### Your assignment
An exact copy of the entries is needed, with every line included.

[Web page and app entries]
--------------------

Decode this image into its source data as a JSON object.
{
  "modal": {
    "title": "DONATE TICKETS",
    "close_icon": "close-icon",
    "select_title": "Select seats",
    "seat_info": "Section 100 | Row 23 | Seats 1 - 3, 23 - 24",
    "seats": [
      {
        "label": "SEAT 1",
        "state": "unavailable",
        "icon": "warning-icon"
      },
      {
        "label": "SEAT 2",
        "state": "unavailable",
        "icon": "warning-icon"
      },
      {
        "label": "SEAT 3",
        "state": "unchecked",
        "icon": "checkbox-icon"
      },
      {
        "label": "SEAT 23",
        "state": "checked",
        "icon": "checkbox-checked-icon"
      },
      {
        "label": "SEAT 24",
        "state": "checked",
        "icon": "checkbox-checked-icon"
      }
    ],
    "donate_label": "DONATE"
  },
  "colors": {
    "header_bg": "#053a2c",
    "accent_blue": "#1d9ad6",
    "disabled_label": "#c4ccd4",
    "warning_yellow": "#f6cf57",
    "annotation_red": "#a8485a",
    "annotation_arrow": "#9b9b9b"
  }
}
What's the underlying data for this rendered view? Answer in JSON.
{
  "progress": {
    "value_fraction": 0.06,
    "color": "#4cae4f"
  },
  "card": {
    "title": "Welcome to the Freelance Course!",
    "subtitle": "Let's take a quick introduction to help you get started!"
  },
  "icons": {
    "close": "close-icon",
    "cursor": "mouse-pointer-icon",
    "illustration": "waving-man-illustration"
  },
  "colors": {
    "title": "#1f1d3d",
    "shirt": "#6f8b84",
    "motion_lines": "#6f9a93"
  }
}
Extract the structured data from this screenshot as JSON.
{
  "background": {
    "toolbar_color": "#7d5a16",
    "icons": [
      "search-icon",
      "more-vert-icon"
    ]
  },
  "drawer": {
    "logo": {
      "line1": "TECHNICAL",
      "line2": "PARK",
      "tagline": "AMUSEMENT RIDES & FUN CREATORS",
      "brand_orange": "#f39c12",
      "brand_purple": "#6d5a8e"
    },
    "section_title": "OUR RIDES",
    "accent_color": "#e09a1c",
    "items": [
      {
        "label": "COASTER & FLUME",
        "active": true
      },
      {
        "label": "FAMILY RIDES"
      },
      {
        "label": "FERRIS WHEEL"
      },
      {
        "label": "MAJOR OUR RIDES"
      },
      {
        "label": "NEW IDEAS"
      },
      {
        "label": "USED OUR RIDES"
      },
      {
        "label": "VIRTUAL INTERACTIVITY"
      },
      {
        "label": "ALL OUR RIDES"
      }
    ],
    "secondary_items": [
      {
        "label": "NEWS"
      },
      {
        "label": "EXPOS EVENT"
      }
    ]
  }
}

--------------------

### Answer for this exercise
Decode this image into its source data as a JSON object.
{
  "modal": {
    "title": "DONATE TICKETS",
    "close_icon": "close-icon",
    "select_title": "Select seats",
    "seat_info": "Section 100 | Row 23 | Seats 1 - 3, 23 - 24",
    "seats": [
      {
        "label": "SEAT 1",
        "state": "unavailable",
        "icon": "warning-icon"
      },
      {
        "label": "SEAT 2",
        "state": "unavailable",
        "icon": "warning-icon"
      },
      {
        "label": "SEAT 3",
        "state": "unchecked",
        "icon": "checkbox-icon"
      },
      {
        "label": "SEAT 23",
        "state": "checked",
        "icon": "checkbox-checked-icon"
      },
      {
        "label": "SEAT 24",
        "state": "checked",
        "icon": "checkbox-checked-icon"
      }
    ],
    "donate_label": "DONATE"
  },
  "colors": {
    "header_bg": "#053a2c",
    "accent_blue": "#1d9ad6",
    "disabled_label": "#c4ccd4",
    "warning_yellow": "#f6cf57",
    "annotation_red": "#a8485a",
    "annotation_arrow": "#9b9b9b"
  }
}
What's the underlying data for this rendered view? Answer in JSON.
{
  "progress": {
    "value_fraction": 0.06,
    "color": "#4cae4f"
  },
  "card": {
    "title": "Welcome to the Freelance Course!",
    "subtitle": "Let's take a quick introduction to help you get started!"
  },
  "icons": {
    "close": "close-icon",
    "cursor": "mouse-pointer-icon",
    "illustration": "waving-man-illustration"
  },
  "colors": {
    "title": "#1f1d3d",
    "shirt": "#6f8b84",
    "motion_lines": "#6f9a93"
  }
}
Extract the structured data from this screenshot as JSON.
{
  "background": {
    "toolbar_color": "#7d5a16",
    "icons": [
      "search-icon",
      "more-vert-icon"
    ]
  },
  "drawer": {
    "logo": {
      "line1": "TECHNICAL",
      "line2": "PARK",
      "tagline": "AMUSEMENT RIDES & FUN CREATORS",
      "brand_orange": "#f39c12",
      "brand_purple": "#6d5a8e"
    },
    "section_title": "OUR RIDES",
    "accent_color": "#e09a1c",
    "items": [
      {
        "label": "COASTER & FLUME",
        "active": true
      },
      {
        "label": "FAMILY RIDES"
      },
      {
        "label": "FERRIS WHEEL"
      },
      {
        "label": "MAJOR OUR RIDES"
      },
      {
        "label": "NEW IDEAS"
      },
      {
        "label": "USED OUR RIDES"
      },
      {
        "label": "VIRTUAL INTERACTIVITY"
      },
      {
        "label": "ALL OUR RIDES"
      }
    ],
    "secondary_items": [
      {
        "label": "NEWS"
      },
      {
        "label": "EXPOS EVENT"
      }
    ]
  }
}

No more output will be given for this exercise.